Martha's Salon Shop: The Birth of America's Modern Franchise System

No, it was not A&W Root Beer or Termimex Pest Control or Howard Johnson restaurants. It was Martha Matilda Harper (1857-1950) who developed a network of franchised beauty salons in 1891. Each salon was owned and operated by a woman trained in the “Harper Method”. Harper inspected the franchised salons, provided training, group insurance, worldwide advertising and beauty products. Harper developed her own organic shampoos and tonic to be used in the Harper Method encompassing hygiene, nutrition and exercise.

At the height of their success, there were more than 500 Harper salons along with a chain of training schools. Ultimately, Harper opened a laboratory in Rochester, NY and added new products to her line including other hair preparations, creams, makeup, permanent wave and hair coloring products.

The franchised Harper shops changed the lives of hundreds of women who became owners through Harper’s flexible financing. Harper shops were customer-focused with reclining shampoo chairs, scalp massages and other stress reduction relaxation techniques. They also provided childcare and evening hours. Harper introduced flextime, profit sharing and paid personal time off. She created the first widespread franchising system and a model that included training, centralized management, quality control standards, independent ownerships and wider opportunities for women.

Martha Matilda Harper is sometimes called the "Mother of Modern Franchising"


About the author: Stanley Turkel, MHS, ISHC operates his hotel consulting office as a sole practitioner specializing in franchising issues, asset management and litigation support services.
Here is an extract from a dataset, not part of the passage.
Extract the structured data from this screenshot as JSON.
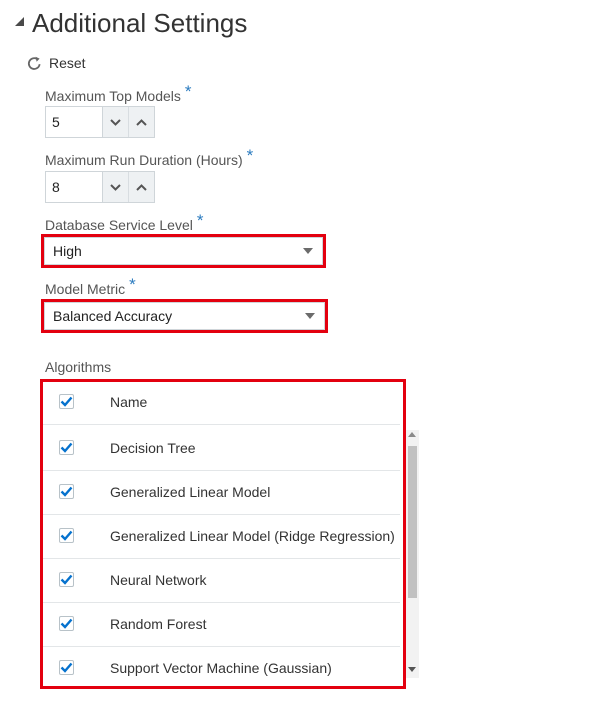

Turkel’s clients are hotel owners and franchisees, investors and lending institutions. Turkel serves on the Board of Advisors and lectures at the NYU Tisch Center for Hospitality, Tourism and Sports Management. He is a member of the prestigious International Society of Hospitality Consultants. His provocative articles on various hotel subjects have been published in the Cornell Quarterly, Lodging Hospitality, Hotel Interactive, Hotel-Online, AAHOA Lodging Business, etc. Don’t hesitate to call  917-628-8549 or email